• [YOUR ASSIGNMENT]: From the listing below, copy each line where "upsnap" occurs.

• [INPUT FOR THIS TASK]:
- Opening Delimiter -
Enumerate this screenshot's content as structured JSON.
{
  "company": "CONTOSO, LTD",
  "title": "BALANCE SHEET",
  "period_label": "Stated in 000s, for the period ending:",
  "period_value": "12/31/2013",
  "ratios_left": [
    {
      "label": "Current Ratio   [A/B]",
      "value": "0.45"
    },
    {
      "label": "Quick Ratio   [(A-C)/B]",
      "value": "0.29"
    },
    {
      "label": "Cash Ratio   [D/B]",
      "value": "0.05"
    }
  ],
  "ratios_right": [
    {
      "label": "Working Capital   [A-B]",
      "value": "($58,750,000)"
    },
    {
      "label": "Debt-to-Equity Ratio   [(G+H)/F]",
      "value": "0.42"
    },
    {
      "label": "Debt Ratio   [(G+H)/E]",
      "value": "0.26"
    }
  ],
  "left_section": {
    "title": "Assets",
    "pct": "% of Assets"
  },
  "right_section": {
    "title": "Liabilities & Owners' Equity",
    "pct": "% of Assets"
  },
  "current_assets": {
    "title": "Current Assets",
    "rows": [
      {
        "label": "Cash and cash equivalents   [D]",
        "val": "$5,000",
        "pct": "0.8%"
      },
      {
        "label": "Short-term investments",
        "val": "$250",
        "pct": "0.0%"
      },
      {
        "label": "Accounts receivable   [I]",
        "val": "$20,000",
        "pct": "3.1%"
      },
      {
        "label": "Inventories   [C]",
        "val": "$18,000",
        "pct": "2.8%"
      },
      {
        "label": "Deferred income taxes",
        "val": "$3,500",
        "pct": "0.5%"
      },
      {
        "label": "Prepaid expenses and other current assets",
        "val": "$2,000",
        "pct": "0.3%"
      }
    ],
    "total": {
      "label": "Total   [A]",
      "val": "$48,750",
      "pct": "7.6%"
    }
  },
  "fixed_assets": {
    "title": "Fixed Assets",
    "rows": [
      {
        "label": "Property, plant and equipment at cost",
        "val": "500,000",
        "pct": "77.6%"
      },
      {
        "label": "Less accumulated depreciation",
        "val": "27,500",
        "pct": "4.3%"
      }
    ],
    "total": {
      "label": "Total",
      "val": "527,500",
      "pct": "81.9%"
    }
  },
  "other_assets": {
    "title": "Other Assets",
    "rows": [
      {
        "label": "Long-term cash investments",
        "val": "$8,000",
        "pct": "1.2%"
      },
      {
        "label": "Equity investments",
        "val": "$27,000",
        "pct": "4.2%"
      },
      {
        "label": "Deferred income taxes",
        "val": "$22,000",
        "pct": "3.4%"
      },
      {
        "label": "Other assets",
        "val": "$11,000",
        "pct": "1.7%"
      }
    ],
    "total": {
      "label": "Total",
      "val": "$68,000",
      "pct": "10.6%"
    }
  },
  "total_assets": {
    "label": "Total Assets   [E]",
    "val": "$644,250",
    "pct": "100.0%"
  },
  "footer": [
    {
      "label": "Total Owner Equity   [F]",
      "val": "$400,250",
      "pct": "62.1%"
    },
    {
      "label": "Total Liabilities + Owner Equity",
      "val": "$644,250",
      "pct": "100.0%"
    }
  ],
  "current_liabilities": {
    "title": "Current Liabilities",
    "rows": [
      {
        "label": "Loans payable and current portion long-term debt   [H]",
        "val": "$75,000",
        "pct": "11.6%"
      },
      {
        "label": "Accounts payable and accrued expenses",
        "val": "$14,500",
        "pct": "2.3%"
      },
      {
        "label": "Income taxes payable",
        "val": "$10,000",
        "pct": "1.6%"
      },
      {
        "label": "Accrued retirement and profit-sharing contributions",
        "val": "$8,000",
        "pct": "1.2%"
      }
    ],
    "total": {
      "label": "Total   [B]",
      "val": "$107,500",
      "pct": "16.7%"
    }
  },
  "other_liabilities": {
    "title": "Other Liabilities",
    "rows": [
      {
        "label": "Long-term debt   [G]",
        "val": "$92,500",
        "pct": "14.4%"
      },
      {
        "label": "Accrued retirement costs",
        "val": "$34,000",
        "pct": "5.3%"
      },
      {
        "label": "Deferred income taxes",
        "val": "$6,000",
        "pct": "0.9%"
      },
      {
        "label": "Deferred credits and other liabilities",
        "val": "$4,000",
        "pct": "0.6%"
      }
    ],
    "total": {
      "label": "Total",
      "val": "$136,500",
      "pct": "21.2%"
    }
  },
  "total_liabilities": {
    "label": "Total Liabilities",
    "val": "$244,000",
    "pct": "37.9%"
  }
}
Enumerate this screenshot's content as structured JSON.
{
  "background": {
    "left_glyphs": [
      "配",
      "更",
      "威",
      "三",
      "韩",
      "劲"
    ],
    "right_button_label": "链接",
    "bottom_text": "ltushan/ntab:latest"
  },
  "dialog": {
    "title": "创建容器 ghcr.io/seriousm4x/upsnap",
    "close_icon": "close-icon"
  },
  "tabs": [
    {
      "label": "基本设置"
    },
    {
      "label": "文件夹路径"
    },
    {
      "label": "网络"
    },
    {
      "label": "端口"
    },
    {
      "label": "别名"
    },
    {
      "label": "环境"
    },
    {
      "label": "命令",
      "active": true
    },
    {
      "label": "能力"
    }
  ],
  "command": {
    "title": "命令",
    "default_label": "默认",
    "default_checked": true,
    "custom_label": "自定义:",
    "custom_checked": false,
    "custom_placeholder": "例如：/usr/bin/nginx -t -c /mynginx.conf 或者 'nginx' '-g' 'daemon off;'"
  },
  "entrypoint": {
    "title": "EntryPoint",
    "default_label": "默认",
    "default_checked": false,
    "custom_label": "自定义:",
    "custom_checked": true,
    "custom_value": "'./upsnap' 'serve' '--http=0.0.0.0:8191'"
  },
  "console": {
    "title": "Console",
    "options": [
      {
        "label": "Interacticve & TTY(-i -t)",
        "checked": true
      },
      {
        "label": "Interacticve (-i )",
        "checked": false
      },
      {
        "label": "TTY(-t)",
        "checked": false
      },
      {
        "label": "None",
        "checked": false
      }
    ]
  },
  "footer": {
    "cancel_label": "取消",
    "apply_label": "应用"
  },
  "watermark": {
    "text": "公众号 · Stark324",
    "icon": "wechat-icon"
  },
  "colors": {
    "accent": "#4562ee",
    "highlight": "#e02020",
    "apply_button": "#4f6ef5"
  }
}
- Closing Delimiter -
• [RESPONSE AREA]:
    "title": "创建容器 ghcr.io/seriousm4x/upsnap",
    "custom_value": "'./upsnap' 'serve' '--http=0.0.0.0:8191'"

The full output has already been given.